- EXERCISE OBJECTIVE -
Please count the lines of the data that contain "active" and state only the total.

- INFORMATION SUPPLIED -
★ ★ ★ ★ ★
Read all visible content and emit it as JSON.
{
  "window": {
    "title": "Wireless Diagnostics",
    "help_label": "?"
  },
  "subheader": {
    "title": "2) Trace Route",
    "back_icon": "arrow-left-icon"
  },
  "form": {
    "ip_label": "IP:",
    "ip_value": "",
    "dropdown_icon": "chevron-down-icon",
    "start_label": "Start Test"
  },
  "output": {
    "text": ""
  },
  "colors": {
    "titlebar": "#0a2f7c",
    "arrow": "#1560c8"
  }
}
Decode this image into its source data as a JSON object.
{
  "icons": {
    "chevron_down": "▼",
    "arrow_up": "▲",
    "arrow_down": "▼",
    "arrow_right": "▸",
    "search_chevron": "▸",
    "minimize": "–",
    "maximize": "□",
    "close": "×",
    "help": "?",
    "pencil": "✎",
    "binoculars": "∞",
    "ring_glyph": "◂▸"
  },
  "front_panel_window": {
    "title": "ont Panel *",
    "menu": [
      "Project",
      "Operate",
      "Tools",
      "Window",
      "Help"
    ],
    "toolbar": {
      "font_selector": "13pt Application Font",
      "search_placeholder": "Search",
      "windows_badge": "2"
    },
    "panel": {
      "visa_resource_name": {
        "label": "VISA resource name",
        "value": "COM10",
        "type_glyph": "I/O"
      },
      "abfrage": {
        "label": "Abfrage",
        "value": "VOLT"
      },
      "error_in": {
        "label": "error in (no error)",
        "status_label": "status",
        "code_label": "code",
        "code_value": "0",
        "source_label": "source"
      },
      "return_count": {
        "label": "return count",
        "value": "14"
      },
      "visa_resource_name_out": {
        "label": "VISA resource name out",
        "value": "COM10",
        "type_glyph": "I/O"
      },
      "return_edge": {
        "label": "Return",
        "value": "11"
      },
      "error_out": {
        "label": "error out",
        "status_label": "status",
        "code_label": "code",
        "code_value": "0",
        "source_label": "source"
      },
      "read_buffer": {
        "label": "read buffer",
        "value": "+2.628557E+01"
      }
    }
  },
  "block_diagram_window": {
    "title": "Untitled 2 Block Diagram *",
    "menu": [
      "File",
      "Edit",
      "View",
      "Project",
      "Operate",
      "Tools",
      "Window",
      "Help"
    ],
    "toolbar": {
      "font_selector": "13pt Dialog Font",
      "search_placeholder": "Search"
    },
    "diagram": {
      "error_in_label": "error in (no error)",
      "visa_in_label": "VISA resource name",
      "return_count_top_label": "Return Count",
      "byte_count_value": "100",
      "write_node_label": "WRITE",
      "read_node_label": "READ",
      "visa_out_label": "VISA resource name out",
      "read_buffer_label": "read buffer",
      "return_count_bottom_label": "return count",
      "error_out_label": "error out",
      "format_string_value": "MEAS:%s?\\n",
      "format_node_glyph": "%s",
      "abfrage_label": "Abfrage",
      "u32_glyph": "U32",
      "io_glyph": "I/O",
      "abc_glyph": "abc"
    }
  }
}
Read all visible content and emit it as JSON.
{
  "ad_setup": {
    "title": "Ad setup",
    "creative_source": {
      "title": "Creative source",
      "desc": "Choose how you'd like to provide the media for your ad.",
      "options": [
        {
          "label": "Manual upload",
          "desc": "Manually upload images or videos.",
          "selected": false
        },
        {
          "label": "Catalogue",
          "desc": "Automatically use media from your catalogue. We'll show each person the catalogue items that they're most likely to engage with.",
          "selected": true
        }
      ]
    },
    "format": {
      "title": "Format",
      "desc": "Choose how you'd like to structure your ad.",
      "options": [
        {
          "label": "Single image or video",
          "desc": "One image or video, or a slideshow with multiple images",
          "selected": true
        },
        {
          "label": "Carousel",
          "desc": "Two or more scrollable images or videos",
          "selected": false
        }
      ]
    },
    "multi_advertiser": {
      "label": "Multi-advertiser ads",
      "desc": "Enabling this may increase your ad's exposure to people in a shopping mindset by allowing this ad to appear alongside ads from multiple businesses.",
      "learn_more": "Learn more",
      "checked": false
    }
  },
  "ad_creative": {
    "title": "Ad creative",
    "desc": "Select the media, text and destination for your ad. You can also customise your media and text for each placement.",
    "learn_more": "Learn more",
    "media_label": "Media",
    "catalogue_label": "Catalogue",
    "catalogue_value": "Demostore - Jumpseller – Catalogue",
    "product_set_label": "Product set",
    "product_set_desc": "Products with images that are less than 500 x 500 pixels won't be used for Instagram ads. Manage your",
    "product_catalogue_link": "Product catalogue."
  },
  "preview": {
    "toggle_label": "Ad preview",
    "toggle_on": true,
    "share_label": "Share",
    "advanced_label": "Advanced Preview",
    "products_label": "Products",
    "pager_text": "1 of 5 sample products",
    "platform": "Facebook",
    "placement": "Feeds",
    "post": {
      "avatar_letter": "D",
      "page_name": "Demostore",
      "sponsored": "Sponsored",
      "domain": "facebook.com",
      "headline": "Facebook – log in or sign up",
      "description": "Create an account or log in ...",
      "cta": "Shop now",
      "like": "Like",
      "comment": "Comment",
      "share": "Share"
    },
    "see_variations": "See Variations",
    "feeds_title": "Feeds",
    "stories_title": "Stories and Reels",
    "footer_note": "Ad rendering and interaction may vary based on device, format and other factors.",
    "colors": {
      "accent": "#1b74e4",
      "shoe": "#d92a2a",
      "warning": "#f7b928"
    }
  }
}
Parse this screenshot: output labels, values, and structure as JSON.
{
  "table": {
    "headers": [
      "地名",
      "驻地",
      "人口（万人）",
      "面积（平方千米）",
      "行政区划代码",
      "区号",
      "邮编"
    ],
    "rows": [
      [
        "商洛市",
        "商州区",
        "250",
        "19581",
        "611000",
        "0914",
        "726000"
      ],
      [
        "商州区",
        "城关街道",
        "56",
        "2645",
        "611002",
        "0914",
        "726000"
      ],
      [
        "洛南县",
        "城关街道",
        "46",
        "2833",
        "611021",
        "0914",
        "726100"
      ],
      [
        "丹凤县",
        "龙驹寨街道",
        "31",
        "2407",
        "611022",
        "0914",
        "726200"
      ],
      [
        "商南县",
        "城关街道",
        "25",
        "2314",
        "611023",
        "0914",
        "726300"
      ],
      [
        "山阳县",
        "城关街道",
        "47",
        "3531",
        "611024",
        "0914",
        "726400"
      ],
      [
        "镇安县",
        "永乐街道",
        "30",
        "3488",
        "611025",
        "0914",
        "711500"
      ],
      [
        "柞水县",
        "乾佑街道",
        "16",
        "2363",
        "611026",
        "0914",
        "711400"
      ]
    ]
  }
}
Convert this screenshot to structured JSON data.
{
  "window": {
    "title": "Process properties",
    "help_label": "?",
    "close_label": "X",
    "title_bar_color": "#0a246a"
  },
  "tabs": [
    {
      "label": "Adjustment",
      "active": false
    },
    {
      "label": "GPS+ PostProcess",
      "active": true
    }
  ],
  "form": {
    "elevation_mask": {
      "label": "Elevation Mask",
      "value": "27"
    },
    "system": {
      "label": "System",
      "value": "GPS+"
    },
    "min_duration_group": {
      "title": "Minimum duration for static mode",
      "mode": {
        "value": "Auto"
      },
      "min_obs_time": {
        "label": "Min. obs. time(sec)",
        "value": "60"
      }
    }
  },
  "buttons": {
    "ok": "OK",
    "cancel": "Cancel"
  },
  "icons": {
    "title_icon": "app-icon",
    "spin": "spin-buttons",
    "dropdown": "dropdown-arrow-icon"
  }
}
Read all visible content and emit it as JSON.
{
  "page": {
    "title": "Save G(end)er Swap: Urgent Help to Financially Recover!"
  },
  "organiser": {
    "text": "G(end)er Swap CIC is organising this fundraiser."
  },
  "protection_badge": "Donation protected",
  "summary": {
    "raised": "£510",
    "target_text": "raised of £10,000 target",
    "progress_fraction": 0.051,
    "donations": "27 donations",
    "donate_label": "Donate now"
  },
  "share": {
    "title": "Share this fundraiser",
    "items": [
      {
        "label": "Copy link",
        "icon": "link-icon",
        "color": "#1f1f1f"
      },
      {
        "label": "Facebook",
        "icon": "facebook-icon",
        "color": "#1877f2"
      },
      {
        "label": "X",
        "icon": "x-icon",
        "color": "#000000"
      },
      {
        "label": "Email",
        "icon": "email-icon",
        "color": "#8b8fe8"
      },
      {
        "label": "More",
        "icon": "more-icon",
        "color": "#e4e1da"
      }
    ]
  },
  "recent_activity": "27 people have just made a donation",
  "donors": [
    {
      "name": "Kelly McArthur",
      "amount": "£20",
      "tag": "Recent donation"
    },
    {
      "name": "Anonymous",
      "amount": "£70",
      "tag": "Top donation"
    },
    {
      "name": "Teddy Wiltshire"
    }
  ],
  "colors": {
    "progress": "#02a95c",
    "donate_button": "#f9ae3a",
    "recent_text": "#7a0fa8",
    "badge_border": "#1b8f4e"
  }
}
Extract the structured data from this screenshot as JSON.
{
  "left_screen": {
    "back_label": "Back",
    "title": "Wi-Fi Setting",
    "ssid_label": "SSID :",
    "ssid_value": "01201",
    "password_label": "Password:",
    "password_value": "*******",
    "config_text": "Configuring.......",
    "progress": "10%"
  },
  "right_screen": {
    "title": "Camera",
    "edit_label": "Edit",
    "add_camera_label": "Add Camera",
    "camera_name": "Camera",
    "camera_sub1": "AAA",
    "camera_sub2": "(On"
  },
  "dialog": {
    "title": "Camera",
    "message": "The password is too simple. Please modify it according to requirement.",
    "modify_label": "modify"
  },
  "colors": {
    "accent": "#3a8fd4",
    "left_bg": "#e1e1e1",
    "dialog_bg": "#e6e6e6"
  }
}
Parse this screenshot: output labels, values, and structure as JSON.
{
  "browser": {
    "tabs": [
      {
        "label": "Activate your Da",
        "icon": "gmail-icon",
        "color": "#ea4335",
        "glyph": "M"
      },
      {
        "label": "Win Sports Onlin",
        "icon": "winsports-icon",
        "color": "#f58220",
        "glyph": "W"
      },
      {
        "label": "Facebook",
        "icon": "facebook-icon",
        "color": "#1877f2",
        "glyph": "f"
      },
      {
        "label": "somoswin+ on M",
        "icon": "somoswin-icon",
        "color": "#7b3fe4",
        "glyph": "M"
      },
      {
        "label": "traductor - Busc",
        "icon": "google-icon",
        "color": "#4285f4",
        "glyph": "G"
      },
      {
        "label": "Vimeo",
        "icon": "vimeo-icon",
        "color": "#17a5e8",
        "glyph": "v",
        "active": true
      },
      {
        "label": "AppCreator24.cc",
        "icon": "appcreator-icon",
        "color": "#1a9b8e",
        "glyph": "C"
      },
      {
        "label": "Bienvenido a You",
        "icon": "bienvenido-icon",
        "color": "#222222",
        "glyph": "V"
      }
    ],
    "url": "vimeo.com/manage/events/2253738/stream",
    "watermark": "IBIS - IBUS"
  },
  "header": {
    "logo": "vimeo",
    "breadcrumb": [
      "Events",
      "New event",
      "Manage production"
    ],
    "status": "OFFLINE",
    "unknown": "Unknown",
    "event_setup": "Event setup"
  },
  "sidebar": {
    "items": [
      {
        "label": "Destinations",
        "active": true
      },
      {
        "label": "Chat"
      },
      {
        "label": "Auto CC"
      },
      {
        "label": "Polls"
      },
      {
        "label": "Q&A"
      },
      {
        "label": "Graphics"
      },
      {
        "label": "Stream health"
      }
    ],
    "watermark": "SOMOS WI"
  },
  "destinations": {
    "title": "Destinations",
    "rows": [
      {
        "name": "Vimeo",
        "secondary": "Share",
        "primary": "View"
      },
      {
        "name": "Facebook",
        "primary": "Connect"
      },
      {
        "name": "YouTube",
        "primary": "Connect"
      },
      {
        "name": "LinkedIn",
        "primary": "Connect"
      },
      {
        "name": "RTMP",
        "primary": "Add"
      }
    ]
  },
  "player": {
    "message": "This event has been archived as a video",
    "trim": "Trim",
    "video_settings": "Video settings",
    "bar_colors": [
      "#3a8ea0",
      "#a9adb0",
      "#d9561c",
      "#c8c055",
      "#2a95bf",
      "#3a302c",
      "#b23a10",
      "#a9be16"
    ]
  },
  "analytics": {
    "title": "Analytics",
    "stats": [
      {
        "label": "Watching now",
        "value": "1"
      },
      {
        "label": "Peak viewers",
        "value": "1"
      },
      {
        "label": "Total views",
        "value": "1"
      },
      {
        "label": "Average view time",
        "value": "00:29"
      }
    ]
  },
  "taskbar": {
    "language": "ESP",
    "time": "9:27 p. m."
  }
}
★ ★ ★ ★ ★
- THE ANSWER -
4